Bend crime statistics are now available through an online database announced by the city’s police department this week.
The Bend police data hub is intended to promote accountability and transparency, according to Police Chief Mike Krantz. It will also be used to justify funding requests and to make decisions about how to use law enforcement resources, such as where to focus traffic enforcement.
Krantz said he hopes the portal dispels false assumptions that crime is on the rise.
“The data doesn’t really show that,” he said. “We have a really safe community.”
Overall, the number of calls to Bend police has increased slightly over recent years, while remaining consistently lower than before the pandemic began.
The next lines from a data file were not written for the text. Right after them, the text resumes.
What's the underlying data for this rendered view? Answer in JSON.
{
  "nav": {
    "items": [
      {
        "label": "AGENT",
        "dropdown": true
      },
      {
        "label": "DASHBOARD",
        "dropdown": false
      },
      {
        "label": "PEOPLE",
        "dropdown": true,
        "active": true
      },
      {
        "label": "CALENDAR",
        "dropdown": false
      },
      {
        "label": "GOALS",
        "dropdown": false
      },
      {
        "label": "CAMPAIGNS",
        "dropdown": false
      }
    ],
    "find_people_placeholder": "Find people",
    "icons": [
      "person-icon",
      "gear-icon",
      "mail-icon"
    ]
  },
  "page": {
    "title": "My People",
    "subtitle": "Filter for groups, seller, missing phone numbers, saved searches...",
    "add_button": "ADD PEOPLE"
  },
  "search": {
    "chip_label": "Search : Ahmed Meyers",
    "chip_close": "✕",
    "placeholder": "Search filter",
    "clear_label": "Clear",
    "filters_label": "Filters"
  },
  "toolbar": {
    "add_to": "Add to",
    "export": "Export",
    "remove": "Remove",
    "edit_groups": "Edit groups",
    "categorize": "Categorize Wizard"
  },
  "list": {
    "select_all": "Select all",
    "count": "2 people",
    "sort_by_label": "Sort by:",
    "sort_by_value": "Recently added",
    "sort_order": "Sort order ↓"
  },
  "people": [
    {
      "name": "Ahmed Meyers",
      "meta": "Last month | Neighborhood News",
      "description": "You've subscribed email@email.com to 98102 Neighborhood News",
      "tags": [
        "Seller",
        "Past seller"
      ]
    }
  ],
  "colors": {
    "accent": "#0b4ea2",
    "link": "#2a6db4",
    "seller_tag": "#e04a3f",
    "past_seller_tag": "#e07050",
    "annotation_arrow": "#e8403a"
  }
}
Criminal offenses verified by police have also dropped since 2019. Much of that downturn relates to Oregon’s decriminalization of drug possession in 2021 and a decline in some property-related crimes. Crimes against people — a category including violence — spiked after the COVID-19 lockdowns, but then dropped to pre-pandemic levels last year.
City officials said the database is updated daily. It details where police have used drones to respond to emergencies or investigate crimes. It also tracks types of 911 calls, case reports, bias crimes and when police respond to mental health crises.
This year, police are showing up to fewer mental health calls, Krantz said, largely because of Deschutes County social workers answering instead of officers.
“A lot of our focus the last couple years has been to really put police resources where they belong and have other folks respond to other circumstances where police officers may not be needed and it may not be our responsibility,” Krantz said.
Calls to police dropped off dramatically when COVID-19 restrictions began, and have remained well below 2019 levels. Some exceptions include callers reporting shoplifting, which rose by more than 25% in 2022 compared to 2021. Calls reporting an “allegedly mentally ill person” or an “unwanted subject” have also increased.
Krantz said he anticipates a slow return to pre-pandemic demands for service.
“We certainly hope that we don’t see a climb back to the numbers we saw previous to COVID. That was to the point of nearly unsustainable for our folks.”
The Portland Police Bureau, where Krantz was formerly a supervisor, also offers a public data hub.